## [Task objective]
Would you write out the records below exactly as given?
[[ Data records open ]]
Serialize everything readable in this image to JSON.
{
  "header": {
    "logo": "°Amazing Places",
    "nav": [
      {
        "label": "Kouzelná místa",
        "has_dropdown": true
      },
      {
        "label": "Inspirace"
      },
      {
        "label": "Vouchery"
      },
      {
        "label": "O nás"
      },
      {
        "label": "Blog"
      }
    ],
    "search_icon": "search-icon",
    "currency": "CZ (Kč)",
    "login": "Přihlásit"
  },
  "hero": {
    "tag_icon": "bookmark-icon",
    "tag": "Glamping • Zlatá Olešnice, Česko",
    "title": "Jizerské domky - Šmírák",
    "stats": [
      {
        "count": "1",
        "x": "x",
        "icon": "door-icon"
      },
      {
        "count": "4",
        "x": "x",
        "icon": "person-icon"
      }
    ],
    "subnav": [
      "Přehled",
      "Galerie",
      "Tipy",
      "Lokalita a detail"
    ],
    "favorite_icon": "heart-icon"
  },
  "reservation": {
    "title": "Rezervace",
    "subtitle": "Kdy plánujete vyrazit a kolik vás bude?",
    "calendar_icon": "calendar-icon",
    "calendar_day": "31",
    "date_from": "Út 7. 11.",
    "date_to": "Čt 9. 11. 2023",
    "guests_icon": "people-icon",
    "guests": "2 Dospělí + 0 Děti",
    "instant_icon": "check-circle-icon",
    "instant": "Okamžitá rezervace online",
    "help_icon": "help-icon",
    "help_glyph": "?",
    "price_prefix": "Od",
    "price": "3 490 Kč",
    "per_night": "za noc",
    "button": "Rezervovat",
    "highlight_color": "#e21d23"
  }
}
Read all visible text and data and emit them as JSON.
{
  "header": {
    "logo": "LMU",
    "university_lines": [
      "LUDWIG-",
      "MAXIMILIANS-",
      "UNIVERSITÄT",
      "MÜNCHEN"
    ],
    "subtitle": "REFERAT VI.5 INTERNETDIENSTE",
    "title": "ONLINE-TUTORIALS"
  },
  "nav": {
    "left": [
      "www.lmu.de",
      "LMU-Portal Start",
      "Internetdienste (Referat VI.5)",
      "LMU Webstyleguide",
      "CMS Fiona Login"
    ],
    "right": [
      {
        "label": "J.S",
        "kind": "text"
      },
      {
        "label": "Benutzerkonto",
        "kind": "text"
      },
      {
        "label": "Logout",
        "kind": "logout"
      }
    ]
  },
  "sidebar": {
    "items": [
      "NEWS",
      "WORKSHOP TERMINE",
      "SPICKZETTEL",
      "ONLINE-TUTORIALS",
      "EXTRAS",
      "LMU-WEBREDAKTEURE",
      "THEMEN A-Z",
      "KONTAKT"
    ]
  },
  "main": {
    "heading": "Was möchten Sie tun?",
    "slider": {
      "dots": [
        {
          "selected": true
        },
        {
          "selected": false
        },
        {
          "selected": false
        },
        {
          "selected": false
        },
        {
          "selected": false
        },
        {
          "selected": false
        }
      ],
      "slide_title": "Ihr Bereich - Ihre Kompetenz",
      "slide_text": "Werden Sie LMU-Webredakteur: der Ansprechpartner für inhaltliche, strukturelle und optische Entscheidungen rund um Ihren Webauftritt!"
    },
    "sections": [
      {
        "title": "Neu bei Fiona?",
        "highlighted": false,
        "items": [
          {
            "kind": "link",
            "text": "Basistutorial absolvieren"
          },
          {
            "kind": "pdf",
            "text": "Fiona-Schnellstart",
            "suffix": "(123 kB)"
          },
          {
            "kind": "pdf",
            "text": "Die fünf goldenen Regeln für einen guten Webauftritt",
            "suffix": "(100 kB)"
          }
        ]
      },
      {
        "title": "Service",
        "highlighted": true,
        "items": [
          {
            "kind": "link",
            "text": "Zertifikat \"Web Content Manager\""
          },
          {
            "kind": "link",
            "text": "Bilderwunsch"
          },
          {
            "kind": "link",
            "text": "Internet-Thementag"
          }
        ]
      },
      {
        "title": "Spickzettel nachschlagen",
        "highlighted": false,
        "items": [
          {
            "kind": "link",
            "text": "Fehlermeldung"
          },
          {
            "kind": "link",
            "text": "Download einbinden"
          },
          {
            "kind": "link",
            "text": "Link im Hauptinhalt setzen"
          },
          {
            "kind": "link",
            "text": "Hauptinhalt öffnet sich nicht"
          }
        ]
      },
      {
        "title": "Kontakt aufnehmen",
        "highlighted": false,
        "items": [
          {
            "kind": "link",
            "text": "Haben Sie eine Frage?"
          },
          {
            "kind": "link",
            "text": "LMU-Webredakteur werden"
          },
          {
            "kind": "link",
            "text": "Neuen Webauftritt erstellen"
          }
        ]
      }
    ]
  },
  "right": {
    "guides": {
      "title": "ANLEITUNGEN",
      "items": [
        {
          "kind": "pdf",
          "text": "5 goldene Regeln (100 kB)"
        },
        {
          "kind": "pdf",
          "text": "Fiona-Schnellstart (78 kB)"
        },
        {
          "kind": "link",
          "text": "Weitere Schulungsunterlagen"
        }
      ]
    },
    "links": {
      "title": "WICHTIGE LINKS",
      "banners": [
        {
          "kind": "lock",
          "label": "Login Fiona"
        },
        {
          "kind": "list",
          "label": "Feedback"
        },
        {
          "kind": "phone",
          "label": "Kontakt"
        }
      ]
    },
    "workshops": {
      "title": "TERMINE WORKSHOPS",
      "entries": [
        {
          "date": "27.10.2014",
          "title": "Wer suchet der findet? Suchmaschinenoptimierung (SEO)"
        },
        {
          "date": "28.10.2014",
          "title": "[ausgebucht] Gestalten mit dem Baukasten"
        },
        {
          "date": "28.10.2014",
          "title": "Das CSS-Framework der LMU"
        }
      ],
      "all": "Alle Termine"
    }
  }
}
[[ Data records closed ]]
## [Exercise solution]
Serialize everything readable in this image to JSON.
{
  "header": {
    "logo": "°Amazing Places",
    "nav": [
      {
        "label": "Kouzelná místa",
        "has_dropdown": true
      },
      {
        "label": "Inspirace"
      },
      {
        "label": "Vouchery"
      },
      {
        "label": "O nás"
      },
      {
        "label": "Blog"
      }
    ],
    "search_icon": "search-icon",
    "currency": "CZ (Kč)",
    "login": "Přihlásit"
  },
  "hero": {
    "tag_icon": "bookmark-icon",
    "tag": "Glamping • Zlatá Olešnice, Česko",
    "title": "Jizerské domky - Šmírák",
    "stats": [
      {
        "count": "1",
        "x": "x",
        "icon": "door-icon"
      },
      {
        "count": "4",
        "x": "x",
        "icon": "person-icon"
      }
    ],
    "subnav": [
      "Přehled",
      "Galerie",
      "Tipy",
      "Lokalita a detail"
    ],
    "favorite_icon": "heart-icon"
  },
  "reservation": {
    "title": "Rezervace",
    "subtitle": "Kdy plánujete vyrazit a kolik vás bude?",
    "calendar_icon": "calendar-icon",
    "calendar_day": "31",
    "date_from": "Út 7. 11.",
    "date_to": "Čt 9. 11. 2023",
    "guests_icon": "people-icon",
    "guests": "2 Dospělí + 0 Děti",
    "instant_icon": "check-circle-icon",
    "instant": "Okamžitá rezervace online",
    "help_icon": "help-icon",
    "help_glyph": "?",
    "price_prefix": "Od",
    "price": "3 490 Kč",
    "per_night": "za noc",
    "button": "Rezervovat",
    "highlight_color": "#e21d23"
  }
}
Read all visible text and data and emit them as JSON.
{
  "header": {
    "logo": "LMU",
    "university_lines": [
      "LUDWIG-",
      "MAXIMILIANS-",
      "UNIVERSITÄT",
      "MÜNCHEN"
    ],
    "subtitle": "REFERAT VI.5 INTERNETDIENSTE",
    "title": "ONLINE-TUTORIALS"
  },
  "nav": {
    "left": [
      "www.lmu.de",
      "LMU-Portal Start",
      "Internetdienste (Referat VI.5)",
      "LMU Webstyleguide",
      "CMS Fiona Login"
    ],
    "right": [
      {
        "label": "J.S",
        "kind": "text"
      },
      {
        "label": "Benutzerkonto",
        "kind": "text"
      },
      {
        "label": "Logout",
        "kind": "logout"
      }
    ]
  },
  "sidebar": {
    "items": [
      "NEWS",
      "WORKSHOP TERMINE",
      "SPICKZETTEL",
      "ONLINE-TUTORIALS",
      "EXTRAS",
      "LMU-WEBREDAKTEURE",
      "THEMEN A-Z",
      "KONTAKT"
    ]
  },
  "main": {
    "heading": "Was möchten Sie tun?",
    "slider": {
      "dots": [
        {
          "selected": true
        },
        {
          "selected": false
        },
        {
          "selected": false
        },
        {
          "selected": false
        },
        {
          "selected": false
        },
        {
          "selected": false
        }
      ],
      "slide_title": "Ihr Bereich - Ihre Kompetenz",
      "slide_text": "Werden Sie LMU-Webredakteur: der Ansprechpartner für inhaltliche, strukturelle und optische Entscheidungen rund um Ihren Webauftritt!"
    },
    "sections": [
      {
        "title": "Neu bei Fiona?",
        "highlighted": false,
        "items": [
          {
            "kind": "link",
            "text": "Basistutorial absolvieren"
          },
          {
            "kind": "pdf",
            "text": "Fiona-Schnellstart",
            "suffix": "(123 kB)"
          },
          {
            "kind": "pdf",
            "text": "Die fünf goldenen Regeln für einen guten Webauftritt",
            "suffix": "(100 kB)"
          }
        ]
      },
      {
        "title": "Service",
        "highlighted": true,
        "items": [
          {
            "kind": "link",
            "text": "Zertifikat \"Web Content Manager\""
          },
          {
            "kind": "link",
            "text": "Bilderwunsch"
          },
          {
            "kind": "link",
            "text": "Internet-Thementag"
          }
        ]
      },
      {
        "title": "Spickzettel nachschlagen",
        "highlighted": false,
        "items": [
          {
            "kind": "link",
            "text": "Fehlermeldung"
          },
          {
            "kind": "link",
            "text": "Download einbinden"
          },
          {
            "kind": "link",
            "text": "Link im Hauptinhalt setzen"
          },
          {
            "kind": "link",
            "text": "Hauptinhalt öffnet sich nicht"
          }
        ]
      },
      {
        "title": "Kontakt aufnehmen",
        "highlighted": false,
        "items": [
          {
            "kind": "link",
            "text": "Haben Sie eine Frage?"
          },
          {
            "kind": "link",
            "text": "LMU-Webredakteur werden"
          },
          {
            "kind": "link",
            "text": "Neuen Webauftritt erstellen"
          }
        ]
      }
    ]
  },
  "right": {
    "guides": {
      "title": "ANLEITUNGEN",
      "items": [
        {
          "kind": "pdf",
          "text": "5 goldene Regeln (100 kB)"
        },
        {
          "kind": "pdf",
          "text": "Fiona-Schnellstart (78 kB)"
        },
        {
          "kind": "link",
          "text": "Weitere Schulungsunterlagen"
        }
      ]
    },
    "links": {
      "title": "WICHTIGE LINKS",
      "banners": [
        {
          "kind": "lock",
          "label": "Login Fiona"
        },
        {
          "kind": "list",
          "label": "Feedback"
        },
        {
          "kind": "phone",
          "label": "Kontakt"
        }
      ]
    },
    "workshops": {
      "title": "TERMINE WORKSHOPS",
      "entries": [
        {
          "date": "27.10.2014",
          "title": "Wer suchet der findet? Suchmaschinenoptimierung (SEO)"
        },
        {
          "date": "28.10.2014",
          "title": "[ausgebucht] Gestalten mit dem Baukasten"
        },
        {
          "date": "28.10.2014",
          "title": "Das CSS-Framework der LMU"
        }
      ],
      "all": "Alle Termine"
    }
  }
}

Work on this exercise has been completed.